Saturday, November 9, 2013

What are the important surgical options for treating shoulder arthritis?


When is the right time for surgery for shoulder arthritis?

Should I have a ream and run or a total shoulder?

Here are guidelines for optimizing the safety and effectiveness of surgery.

More on making elective surgery safer can be found at this link.

The glenoid is the key to surgical reconstruction of the arthritic shoulder, click here to see why.
Glenoid version and shoulder stability are discussed here. Here is some more information on the Bad Arthritic Triad, click here.

For humeral hemiarthroplasty, CTA prostheses, and total shoulder arthroplasty, we use impaction grafting to secure the humeral component.

Information about the use of eccentric humeral head components to optimize glenohumeral stability can be found here.

A discussion of special considerations for different types of arthritis can be found at this link.

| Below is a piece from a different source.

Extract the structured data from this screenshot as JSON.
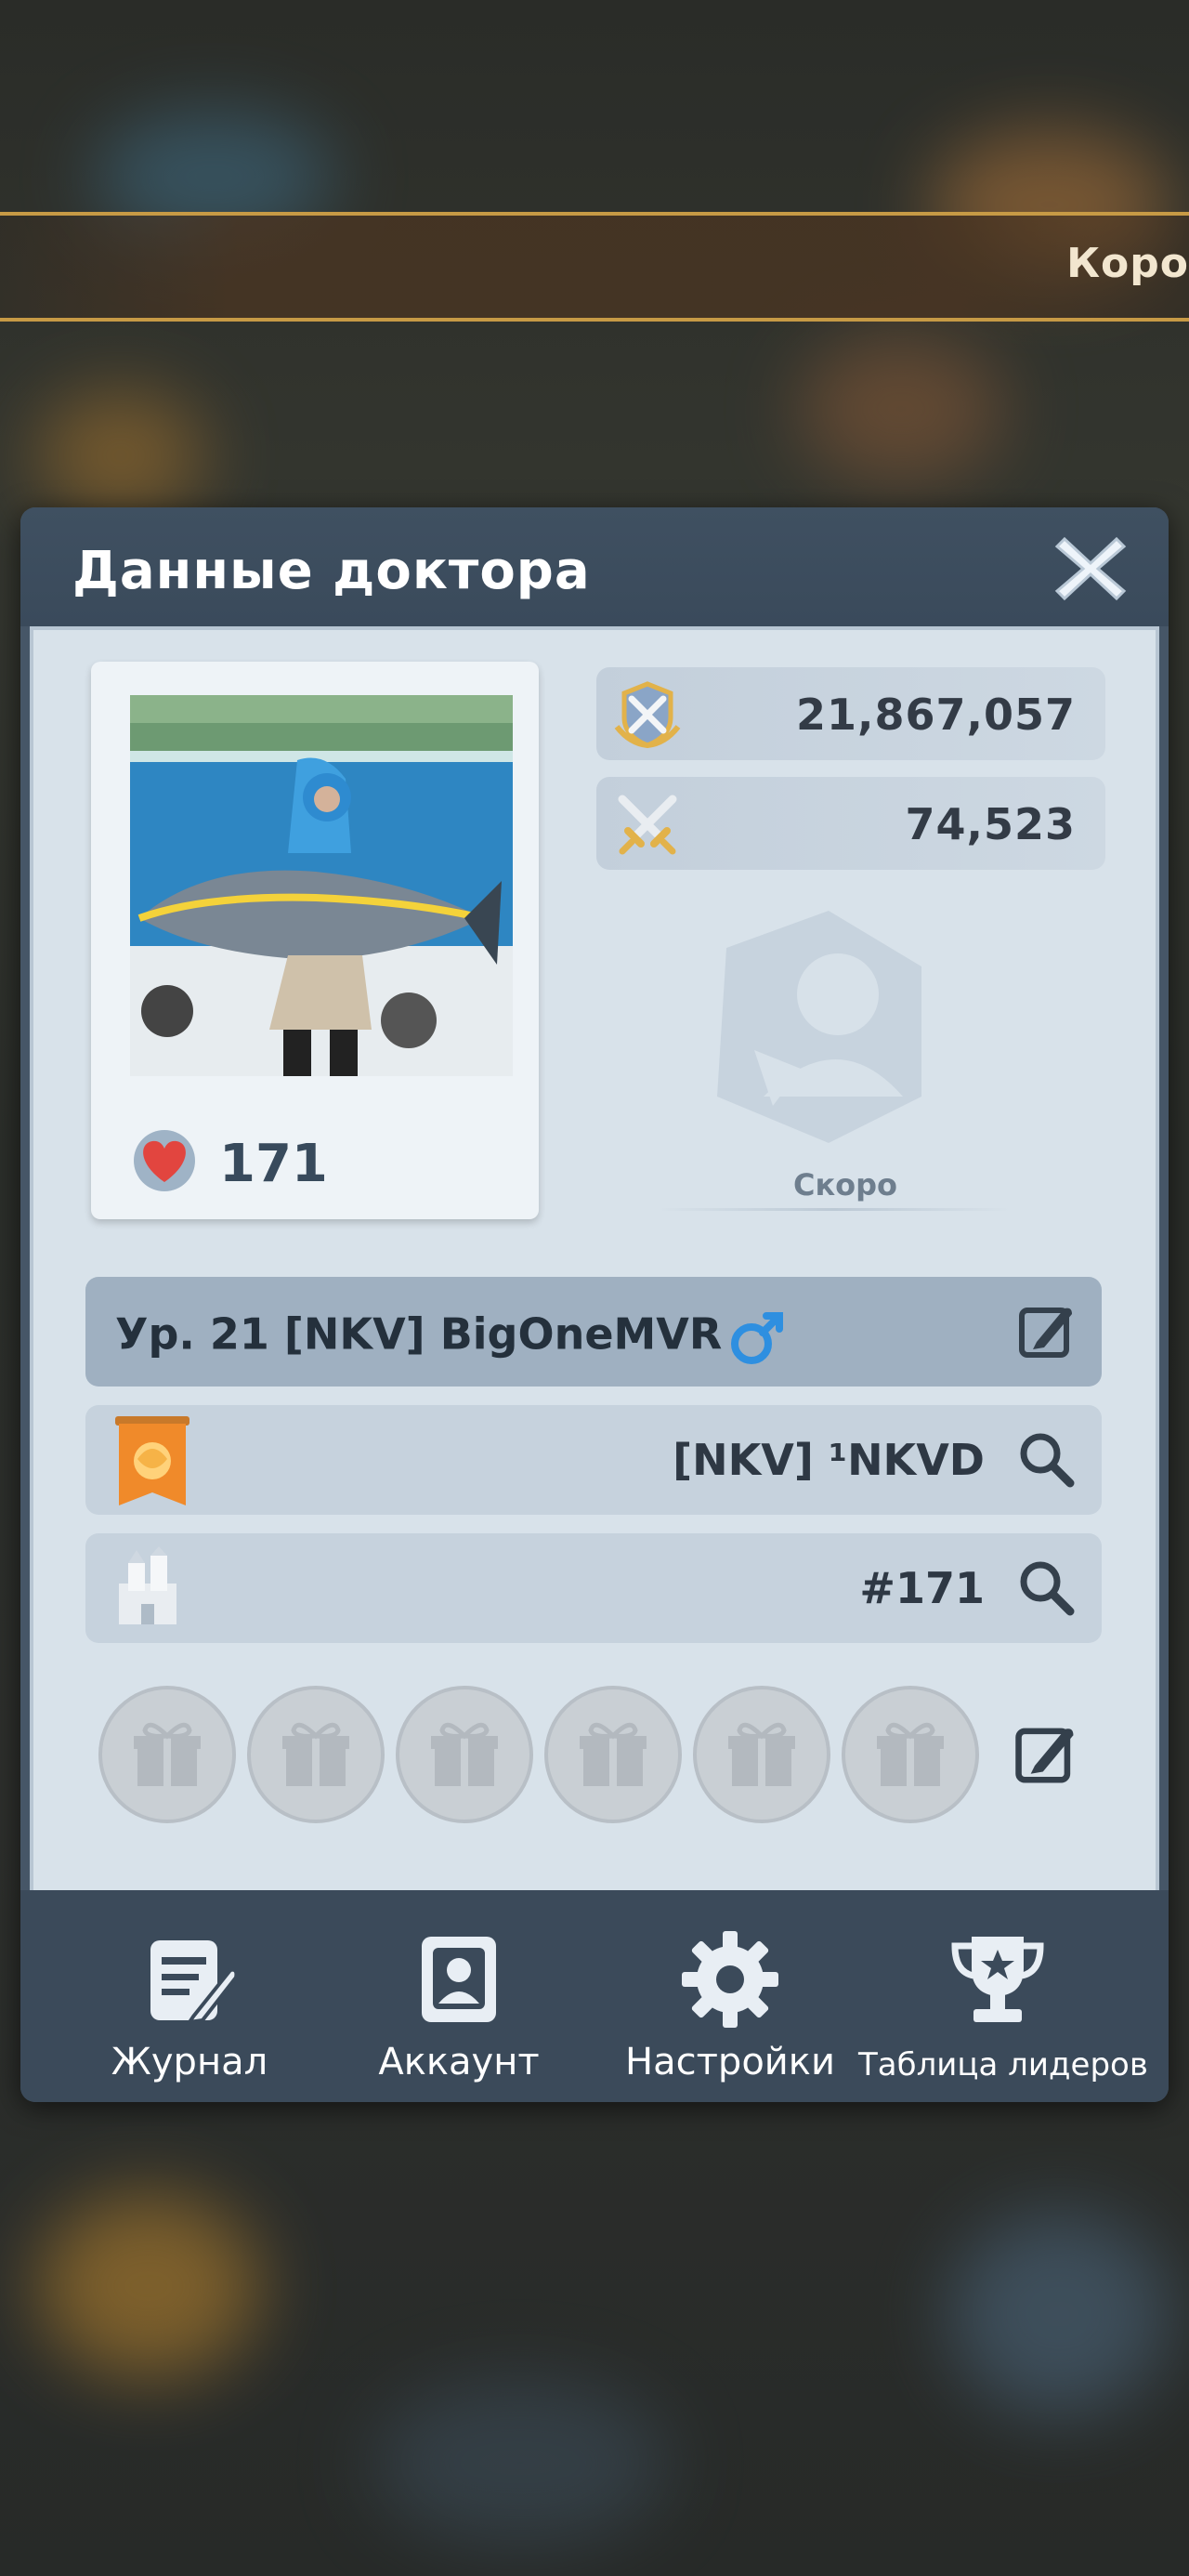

A discussion of factors informing the selection of the humeral component is included in this link and in this link

Here is our method for inserting the humeral component - see this link.

i. General comments
ii. Hemiarthroplasty (including biological resurfacing of the glenoid)
iii. Ream and run
iv. Cuff tear arthropathy arthroplasty
v. Total shoulder
vi. Reverse total shoulder

Individuals often ask whether they should have ream and run or a total. Information on this choice is shown in this link.

For more on things to be considered in the surgical management of arthritis, click on this link.

Here is an interesting link about the different kinds of shoulder joint replacement and their complications.

Some important concepts about rehabilitation after anatomic shoulder joint replacement arthroplasty are presented in this link as well as in this link.


**To see more of the Shoulder Arthritis Book, click here.**